Unga, who was swayed away from a verbal commitment to Utah, is considered a strong, powerful running back.
"He was the one we wanted," said recruiting coordinator Paul Tidwell.
Tidwell also said the Cougars are excited to have Russell Tialavea, who he considers to be one of the top defensive linemen in the country.
Others who are expected to make an immediate impact next season include defensive back Cade Hulbert, who Mendenhall called "the fastest kid in Idaho," and Vic So'oto, a 225-pound tight end from Carlsbad, Calif.
All of the players recruited by BYU went through a recruiting process that emphasized the Honor Code. Each recruit had to have an ecclesiastical endorsement before they were allowed to visit campus. Once the recruits came onto campus, they first met with the dean of students or an ecclesiastical leader before they met with Mendenhall.
Mendenhall said he is confident that this recruiting class understands what BYU is about.
"They've been turned upside down, inside out, shaken sideways; they're passionate about playing for BYU," said the new head coach. "They know what this place is about, they've been told in advance and they still want to come and they want to represent this place."
This emphasis on the Honor Code has led the coaches to place their priorities on first recruiting the talented Latter-Day Saint players from around the country and then building around that foundation. Fifteen of the 17 players in this year's class are LDS, and six of the players are from Utah.
Mendenhall, who has developed a reputation for being disciplined and intense, said he is committed to ensuring that the football team is aligned with the mission of the university.
"I will not, as a steward over this program, have a standard of letting young men be part of what you represent as well, unless I think they're going to do it right," he told the audience of over 600 boosters and media.
Fans are also buying into the Mendenhall philosophy.
"It seems like he is generating an enthusiasm that was lacking previously," said Milton Backman, a season ticket holder for over 20 years. "I think there will be real enthusiasm because I think we'll have a much better team."
Much of Wednesday's press conference involved the theme of building on a strong football tradition. Mendenhall said it is his intent to bring the team back to the glory days.
"Three losing seasons -- to me that's in the past," he said. "I'm talking about 30 years of tradition before that we have to return to."

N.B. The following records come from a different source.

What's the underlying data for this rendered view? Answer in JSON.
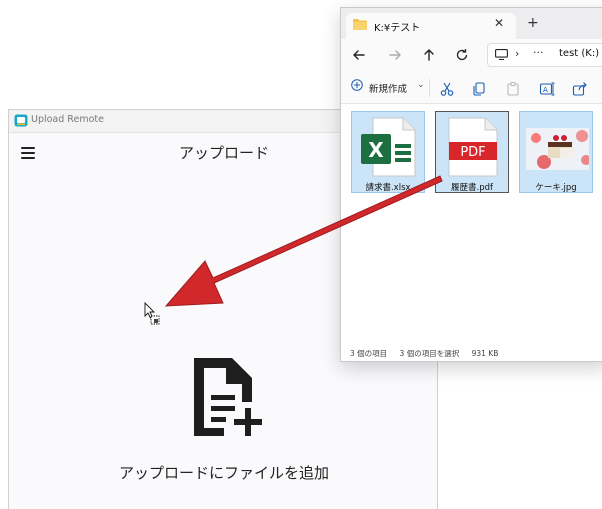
{
  "upload_window": {
    "title": "Upload Remote",
    "heading": "アップロード",
    "add_file_label": "アップロードにファイルを追加",
    "icons": {
      "menu": "hamburger-menu-icon",
      "add_file": "add-file-icon",
      "app": "upload-remote-app-icon"
    }
  },
  "explorer": {
    "tab_title": "K:¥テスト",
    "tab_close": "✕",
    "new_tab": "+",
    "address": {
      "chevron": "›",
      "more": "···",
      "path": "test (K:)"
    },
    "commands": {
      "new_label": "新規作成",
      "new_chevron": "⌄"
    },
    "files": [
      {
        "name": "請求書.xlsx",
        "type": "excel",
        "badge": "X",
        "selected": true,
        "focused": false
      },
      {
        "name": "履歴書.pdf",
        "type": "pdf",
        "badge": "PDF",
        "selected": true,
        "focused": true
      },
      {
        "name": "ケーキ.jpg",
        "type": "image",
        "selected": true,
        "focused": false
      }
    ],
    "status": {
      "items": "3 個の項目",
      "selection": "3 個の項目を選択",
      "size": "931 KB"
    }
  },
  "colors": {
    "arrow": "#d1282c",
    "excel_green": "#1d6f42",
    "pdf_red": "#d9262b",
    "selection": "#cce4f7"
  }
}
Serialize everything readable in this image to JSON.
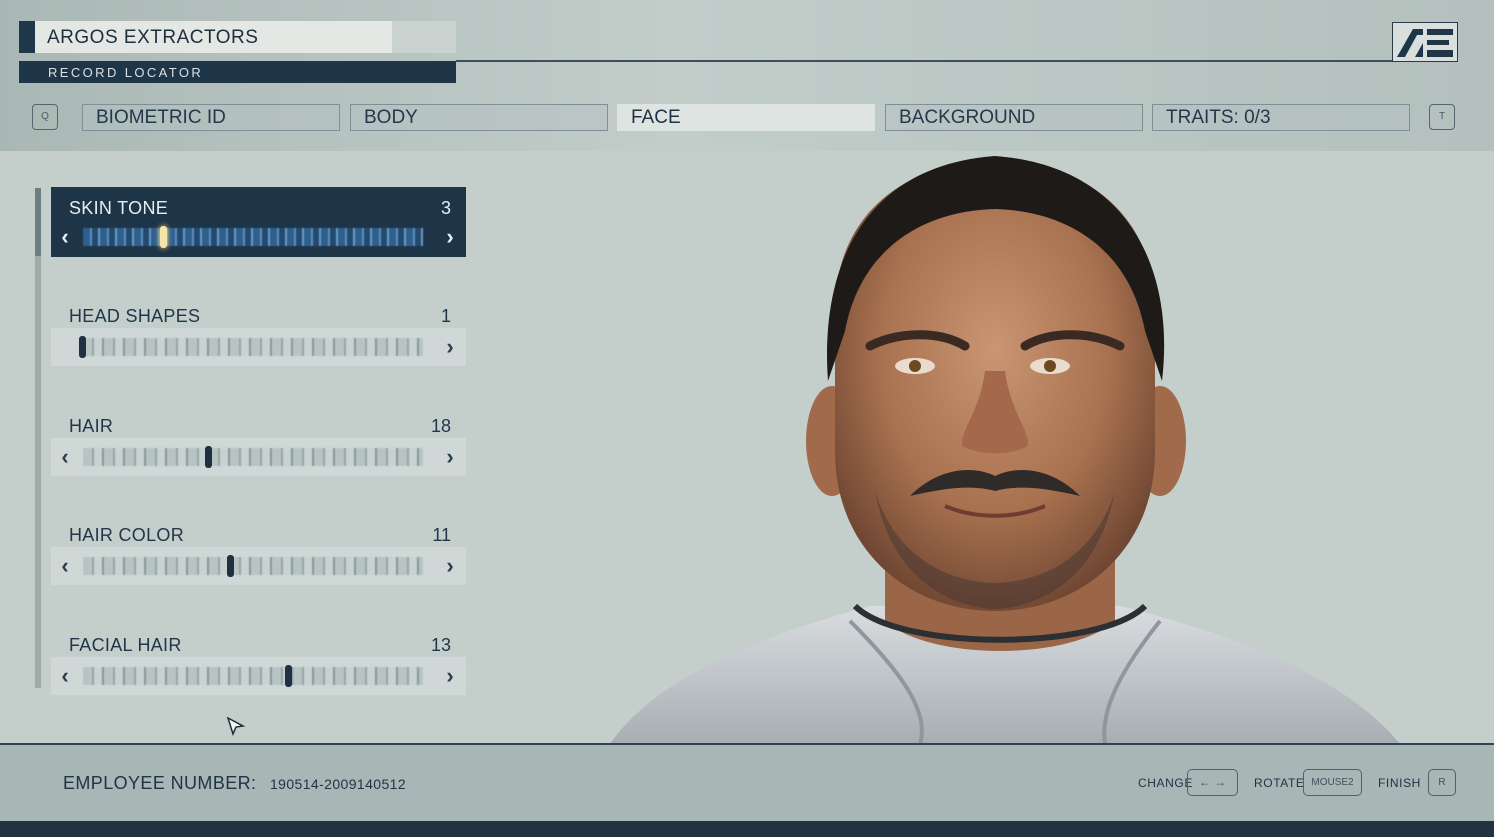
{
  "header": {
    "corporation": "ARGOS EXTRACTORS",
    "subtitle": "RECORD LOCATOR",
    "logo_icon": "ae-logo-icon",
    "prev_key": "Q",
    "next_key": "T"
  },
  "tabs": [
    {
      "label": "BIOMETRIC ID",
      "active": false
    },
    {
      "label": "BODY",
      "active": false
    },
    {
      "label": "FACE",
      "active": true
    },
    {
      "label": "BACKGROUND",
      "active": false
    },
    {
      "label": "TRAITS: 0/3",
      "active": false
    }
  ],
  "sliders": [
    {
      "label": "SKIN TONE",
      "value": "3",
      "selected": true
    },
    {
      "label": "HEAD SHAPES",
      "value": "1",
      "selected": false
    },
    {
      "label": "HAIR",
      "value": "18",
      "selected": false
    },
    {
      "label": "HAIR COLOR",
      "value": "11",
      "selected": false
    },
    {
      "label": "FACIAL HAIR",
      "value": "13",
      "selected": false
    }
  ],
  "footer": {
    "employee_label": "EMPLOYEE NUMBER:",
    "employee_number": "190514-2009140512",
    "change_label": "CHANGE",
    "change_key": "← →",
    "rotate_label": "ROTATE",
    "rotate_key": "MOUSE2",
    "finish_label": "FINISH",
    "finish_key": "R"
  },
  "colors": {
    "navy": "#1f3548",
    "panel_bg": "#c4cfcb",
    "selected_bar": "#2e5f8d",
    "knob_highlight": "#f4e6a8"
  }
}
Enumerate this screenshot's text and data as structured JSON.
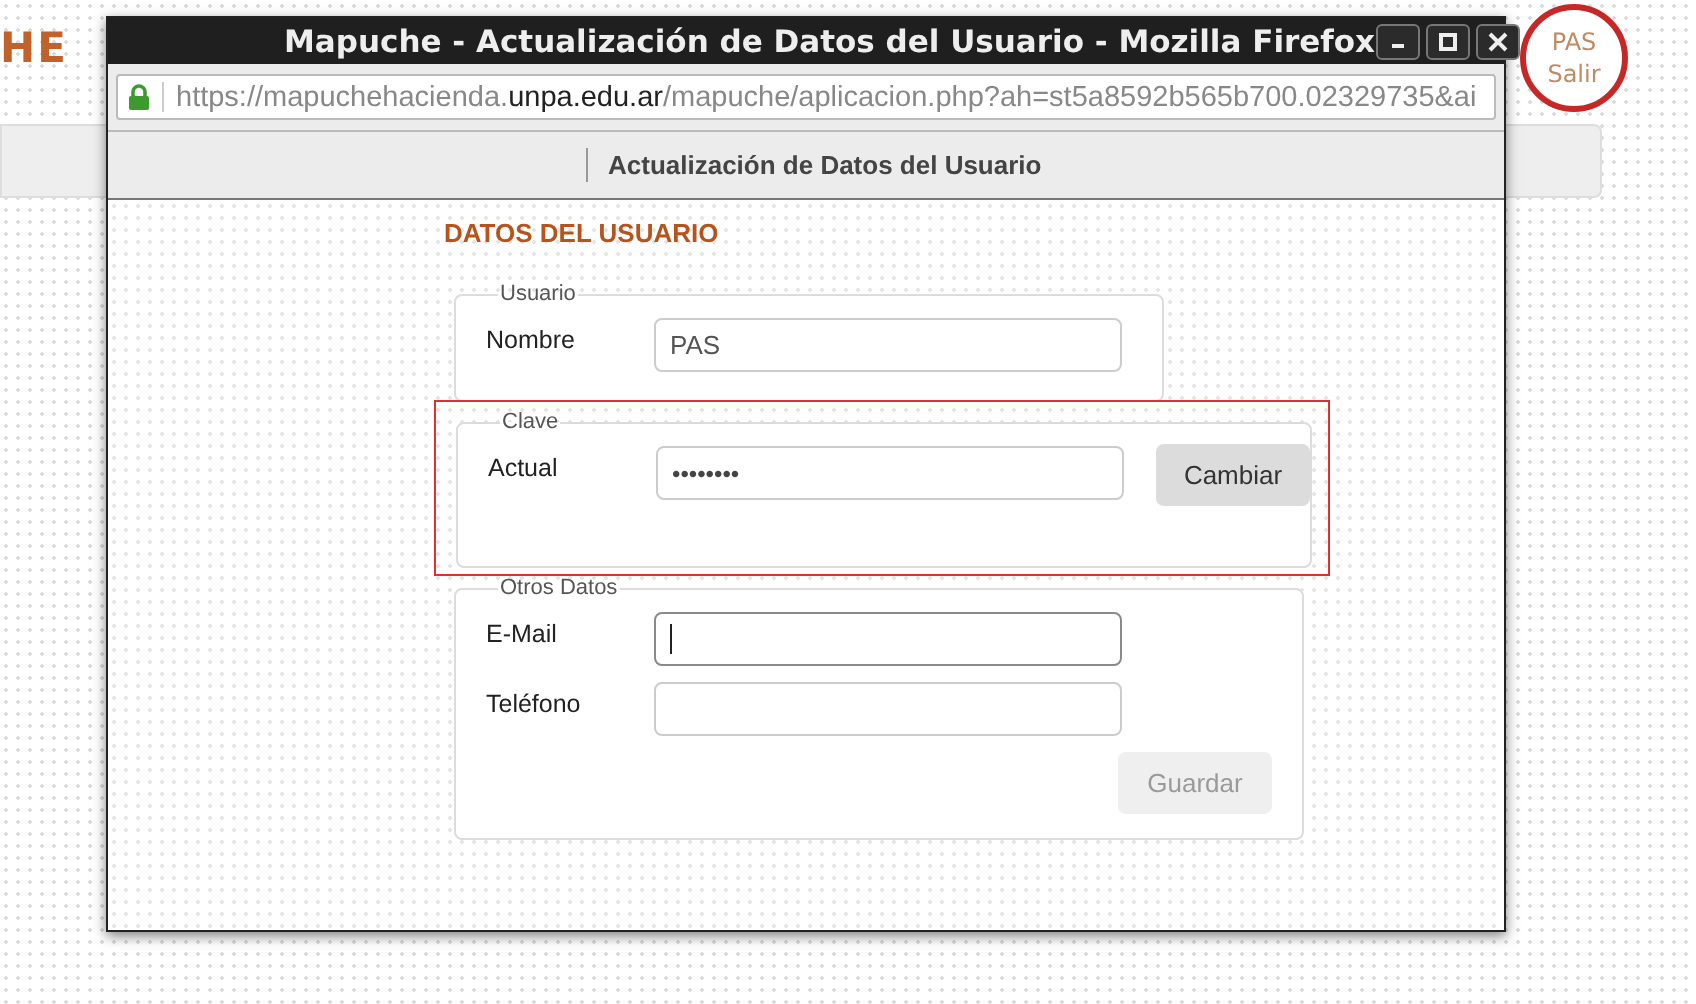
{
  "background_page": {
    "logo_text": "HE",
    "user_badge": {
      "name": "PAS",
      "logout": "Salir"
    }
  },
  "window": {
    "title": "Mapuche - Actualización de Datos del Usuario - Mozilla Firefox",
    "secure": true,
    "url": {
      "origin_start": "https://mapuchehacienda.",
      "domain": "unpa.edu.ar",
      "path": "/mapuche/aplicacion.php?ah=st5a8592b565b700.02329735&ai"
    }
  },
  "page_header": {
    "title": "Actualización de Datos del Usuario"
  },
  "form": {
    "heading": "DATOS DEL USUARIO",
    "sections": [
      {
        "legend": "Usuario",
        "highlighted": false,
        "fields": [
          {
            "label": "Nombre",
            "kind": "text",
            "value": "PAS",
            "focused": false
          }
        ]
      },
      {
        "legend": "Clave",
        "highlighted": true,
        "fields": [
          {
            "label": "Actual",
            "kind": "password",
            "value": "••••••••",
            "focused": false,
            "button": {
              "label": "Cambiar",
              "disabled": false
            }
          }
        ]
      },
      {
        "legend": "Otros Datos",
        "highlighted": false,
        "fields": [
          {
            "label": "E-Mail",
            "kind": "text",
            "focused": true
          },
          {
            "label": "Teléfono",
            "kind": "text",
            "focused": false
          }
        ],
        "button": {
          "label": "Guardar",
          "disabled": true
        }
      }
    ]
  }
}
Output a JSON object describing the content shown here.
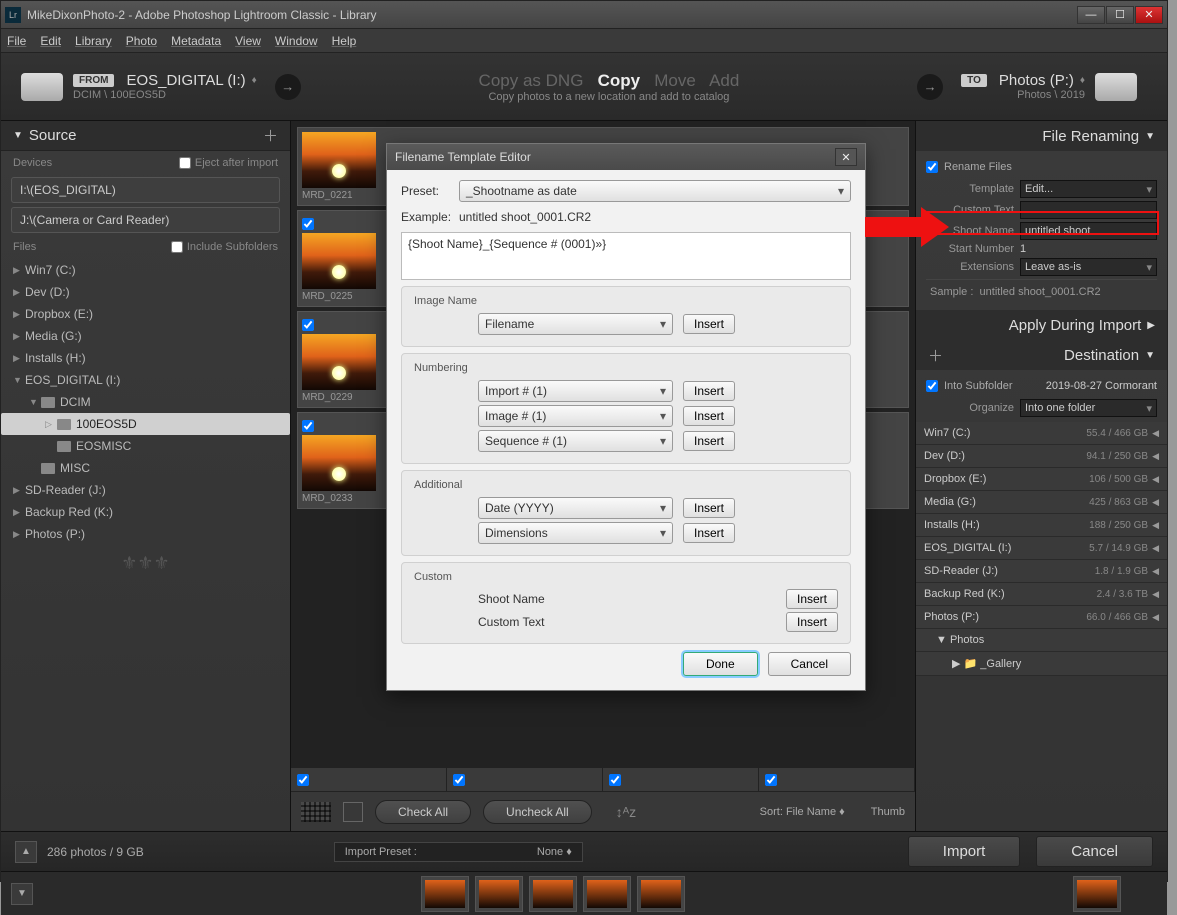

(C) 2004 The Daily Universe via U-WIRE
BYU head football coach Bronco Mendenhall talks about the new recruits. Coach Mendenhall stressed the importance of building the future on the Spirit.